Background: SMRT and NCoR are corepressor paralogs that help mediate transcriptional repression by a variety of transcription factors, including the nuclear hormone receptors. The functions of both corepressors are extensively diversified in mice by alternative mRNA splicing, generating a series of protein variants that differ in different tissues and that exert different, even diametrically opposite, biochemical and biological effects from one another. Results: We report here that the alternative splicing previously reported for SMRT appears to be a relatively recent evolutionary phenomenon, with only one of these previously identified sites utilized in a teleost fish and a limited additional number of the additional known sites utilized in a bird, reptile, and marsupial. In contrast, extensive SMRT alternative splicing at these sites was detected among the placental mammals. The alternative splicing of NCoR previously identified in mice (and shown to regulate lipid and carbohydrate metabolism) is likely to have arisen separately and after that of SMRT, and includes an example of convergent evolution. Conclusions: We propose that the functions of both SMRT and NCoR have been diversified by alternative splicing during evolution to allow customization for different purposes in different tissues and different species.
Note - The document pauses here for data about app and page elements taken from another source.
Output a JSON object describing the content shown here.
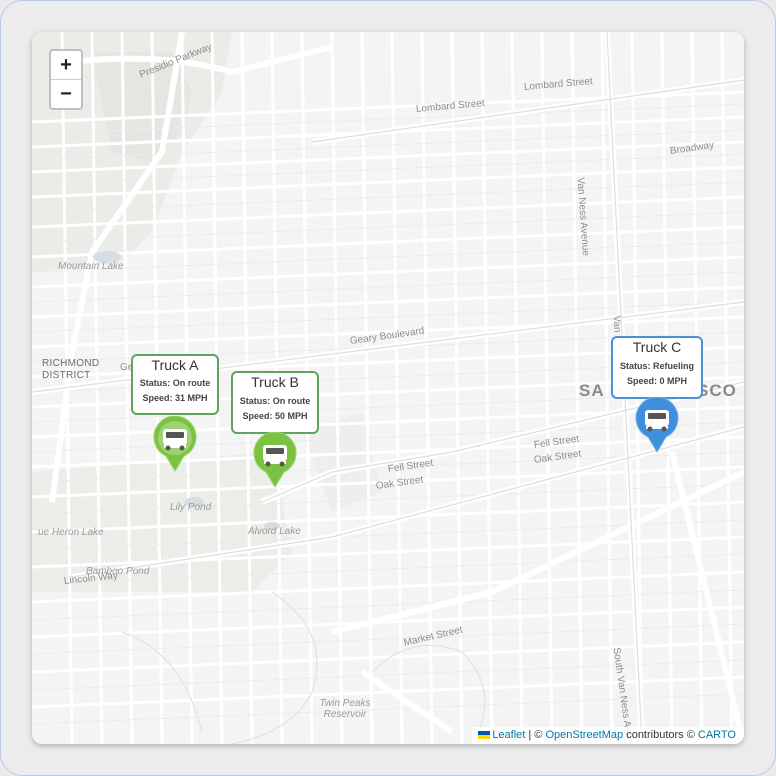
{
  "zoom": {
    "in_label": "+",
    "out_label": "−"
  },
  "labels": {
    "presidio": "Presidio Parkway",
    "lombard1": "Lombard Street",
    "lombard2": "Lombard Street",
    "van_ness": "Van Ness Avenue",
    "van_ness2": "Van Ness",
    "broadway": "Broadway",
    "mountain_lake": "Mountain Lake",
    "richmond": "Richmond District",
    "geary": "Geary Boulevard",
    "ge": "Ge",
    "fell1": "Fell Street",
    "oak1": "Oak Street",
    "fell2": "Fell Street",
    "oak2": "Oak Street",
    "city_left": "SA",
    "city_right": "SCO",
    "lily": "Lily Pond",
    "blue_heron": "ue Heron Lake",
    "alvord": "Alvord Lake",
    "bamboo": "Bamboo Pond",
    "lincoln": "Lincoln Way",
    "market": "Market Street",
    "twin_peaks": "Twin Peaks Reservoir",
    "south_van_ness": "South Van Ness Avenue"
  },
  "vehicles": [
    {
      "name": "Truck A",
      "status": "Status: On route",
      "speed": "Speed: 31 MPH",
      "color": "#5fa35f",
      "pin_color": "#7cc242"
    },
    {
      "name": "Truck B",
      "status": "Status: On route",
      "speed": "Speed: 50 MPH",
      "color": "#5fa35f",
      "pin_color": "#7cc242"
    },
    {
      "name": "Truck C",
      "status": "Status: Refueling",
      "speed": "Speed: 0 MPH",
      "color": "#4a90d9",
      "pin_color": "#3f8fde"
    }
  ],
  "attribution": {
    "leaflet": "Leaflet",
    "sep": " | © ",
    "osm": "OpenStreetMap",
    "contrib": " contributors © ",
    "carto": "CARTO"
  }
}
- mRNA splicing
ASJC Scopus subject areas
- Ecology, Evolution, Behavior and Systematics